Genetics, genomics, and biochemistry have all been of immense help in characterizing macromolecular cell entities and their interactions. Still, obtaining an overall picture of the functioning of even a simple unicellular species has remained a challenging task. One possible way to obtain a comprehensive picture has been described: by capitalizing on the observation that the overexpression on a multicopy plasmid of apparently any wild-type gene in yeast can lead to some negative effect on cell fitness (referring to the concept of “gene toxicity”), the FIG (fitness-based interferential genetics) approach was devised for selecting normal genes that are in antagonistic (and potentially also agonistic) relationship with a particular gene used as a reference. Herein, we take a complementary approach to FIG, by first selecting a “hypertoxic” allele of the reference gene—which easily provides the general possibility of obtaining gene products with the remarkable property of being inactive without altering their macromolecular interactivity—and then looking for the genes that interact functionally with this reference.

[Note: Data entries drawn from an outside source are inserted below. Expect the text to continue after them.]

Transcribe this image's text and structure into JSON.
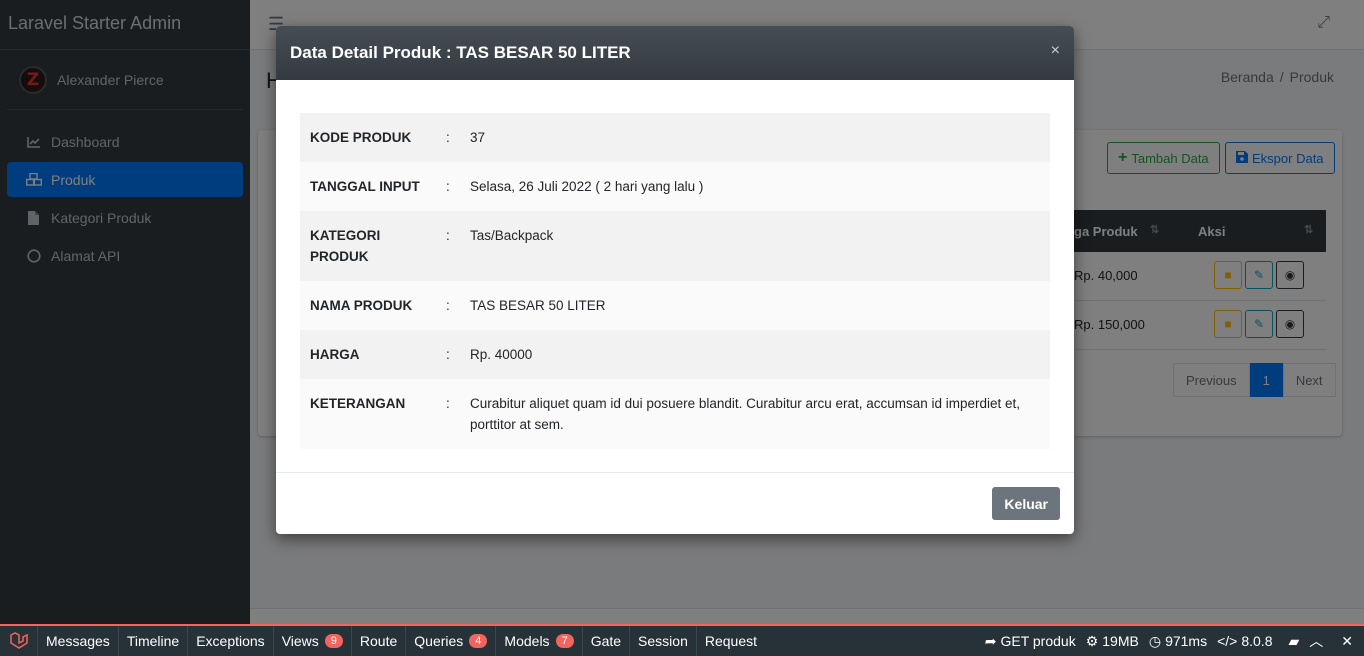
{
  "app": {
    "brand": "Laravel Starter Admin",
    "user_name": "Alexander Pierce",
    "avatar_letter": "Z"
  },
  "sidebar": {
    "items": [
      {
        "label": "Dashboard",
        "icon": "chart-icon"
      },
      {
        "label": "Produk",
        "icon": "cubes-icon",
        "active": true
      },
      {
        "label": "Kategori Produk",
        "icon": "file-icon"
      },
      {
        "label": "Alamat API",
        "icon": "circle-icon"
      }
    ]
  },
  "page": {
    "title_partial": "H",
    "breadcrumb": {
      "home": "Beranda",
      "sep": "/",
      "current": "Produk"
    }
  },
  "card": {
    "btn_tambah": "Tambah Data",
    "btn_ekspor": "Ekspor Data",
    "table": {
      "col_harga": "ga Produk",
      "col_aksi": "Aksi",
      "rows": [
        {
          "price": "Rp. 40,000"
        },
        {
          "price": "Rp. 150,000"
        }
      ]
    },
    "pager": {
      "prev": "Previous",
      "page": "1",
      "next": "Next"
    }
  },
  "modal": {
    "title": "Data Detail Produk : TAS BESAR 50 LITER",
    "close": "×",
    "rows": [
      {
        "label": "KODE PRODUK",
        "sep": ":",
        "value": "37"
      },
      {
        "label": "TANGGAL INPUT",
        "sep": ":",
        "value": "Selasa, 26 Juli 2022 ( 2 hari yang lalu )"
      },
      {
        "label": "KATEGORI PRODUK",
        "sep": ":",
        "value": "Tas/Backpack"
      },
      {
        "label": "NAMA PRODUK",
        "sep": ":",
        "value": "TAS BESAR 50 LITER"
      },
      {
        "label": "HARGA",
        "sep": ":",
        "value": "Rp. 40000"
      },
      {
        "label": "KETERANGAN",
        "sep": ":",
        "value": "Curabitur aliquet quam id dui posuere blandit. Curabitur arcu erat, accumsan id imperdiet et, porttitor at sem."
      }
    ],
    "btn_keluar": "Keluar"
  },
  "debugbar": {
    "tabs": [
      {
        "label": "Messages"
      },
      {
        "label": "Timeline"
      },
      {
        "label": "Exceptions"
      },
      {
        "label": "Views",
        "badge": "9"
      },
      {
        "label": "Route"
      },
      {
        "label": "Queries",
        "badge": "4"
      },
      {
        "label": "Models",
        "badge": "7"
      },
      {
        "label": "Gate"
      },
      {
        "label": "Session"
      },
      {
        "label": "Request"
      }
    ],
    "request": "GET produk",
    "memory": "19MB",
    "time": "971ms",
    "php": "8.0.8"
  },
  "colors": {
    "primary": "#007bff",
    "success": "#28a745",
    "warning": "#ffc107",
    "info": "#17a2b8",
    "sidebar": "#343a40",
    "debugbar": "#263238",
    "debug_accent": "#f4645f"
  }
}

Thus, FIG and the present approach (Trap-FIG), both taking advantage of the negative effects on cell fitness induced by various quantitative modulations in cellular networks, could potentially pave the way for the emergence of efficient in situ biochemistry.

Communicated by F. Roth.